[TRY IT]: Go through the listing and copy each line with the string "enabled".

[WORKING DATA]:
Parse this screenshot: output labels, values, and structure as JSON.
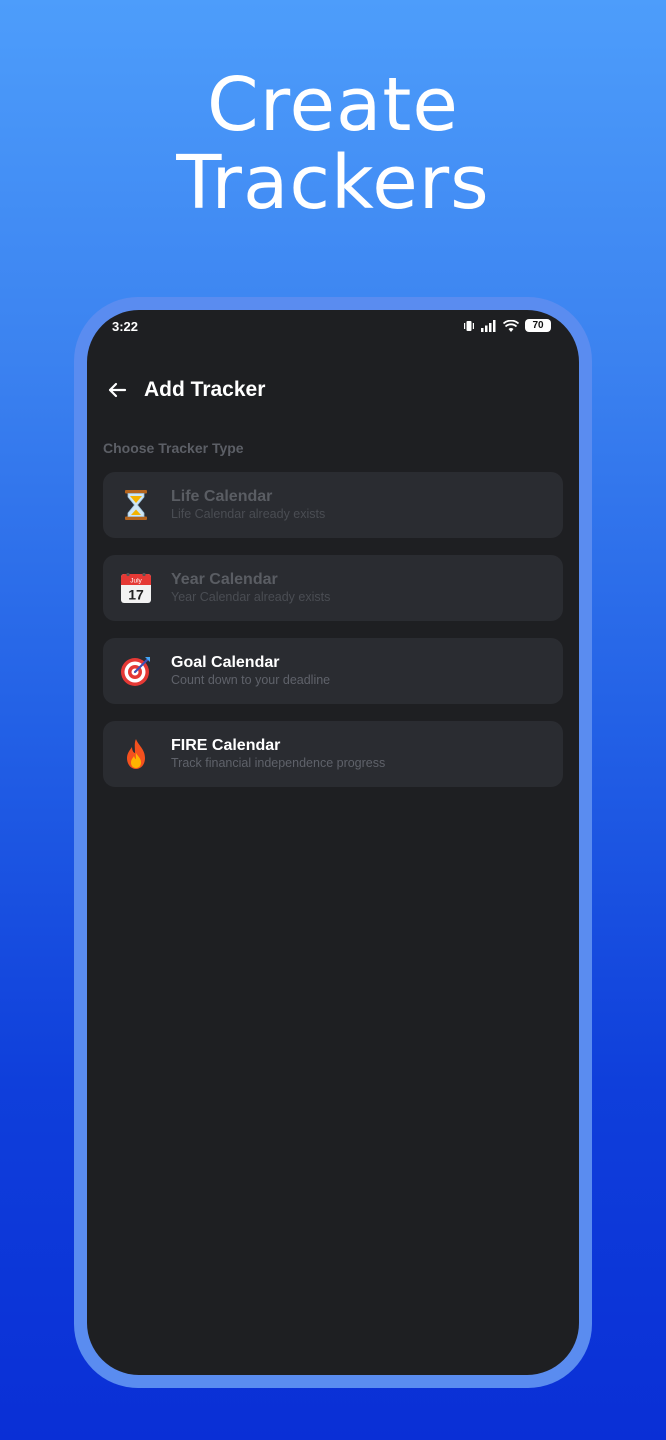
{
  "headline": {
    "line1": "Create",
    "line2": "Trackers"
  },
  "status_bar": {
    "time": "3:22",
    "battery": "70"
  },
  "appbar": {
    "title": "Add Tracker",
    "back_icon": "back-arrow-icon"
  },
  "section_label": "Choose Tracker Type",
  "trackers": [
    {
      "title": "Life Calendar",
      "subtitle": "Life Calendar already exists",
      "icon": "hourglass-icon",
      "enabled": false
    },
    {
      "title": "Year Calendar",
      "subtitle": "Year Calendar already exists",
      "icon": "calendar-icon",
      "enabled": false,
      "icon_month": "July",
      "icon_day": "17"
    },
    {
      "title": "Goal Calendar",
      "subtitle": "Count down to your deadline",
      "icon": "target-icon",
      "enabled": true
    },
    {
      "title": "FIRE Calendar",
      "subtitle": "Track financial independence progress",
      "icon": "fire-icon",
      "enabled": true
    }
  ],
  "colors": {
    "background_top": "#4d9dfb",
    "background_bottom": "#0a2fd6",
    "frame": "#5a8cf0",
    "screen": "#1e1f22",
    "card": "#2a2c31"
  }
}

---

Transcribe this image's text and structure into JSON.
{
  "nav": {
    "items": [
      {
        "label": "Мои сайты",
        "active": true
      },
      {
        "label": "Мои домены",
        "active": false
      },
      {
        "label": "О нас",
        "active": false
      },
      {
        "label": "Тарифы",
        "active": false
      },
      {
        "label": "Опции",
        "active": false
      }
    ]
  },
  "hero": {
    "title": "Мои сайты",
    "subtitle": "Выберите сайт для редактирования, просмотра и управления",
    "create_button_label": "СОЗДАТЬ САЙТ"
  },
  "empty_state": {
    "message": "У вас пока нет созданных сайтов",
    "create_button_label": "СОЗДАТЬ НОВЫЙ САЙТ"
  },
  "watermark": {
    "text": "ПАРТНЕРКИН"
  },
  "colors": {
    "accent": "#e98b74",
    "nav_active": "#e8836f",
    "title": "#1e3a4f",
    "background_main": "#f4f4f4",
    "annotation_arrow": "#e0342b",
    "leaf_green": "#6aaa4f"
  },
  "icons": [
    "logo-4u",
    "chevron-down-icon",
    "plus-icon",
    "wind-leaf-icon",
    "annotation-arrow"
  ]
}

[SOLUTION BELOW]:
      "enabled": false
      "enabled": false,
      "enabled": true
      "enabled": true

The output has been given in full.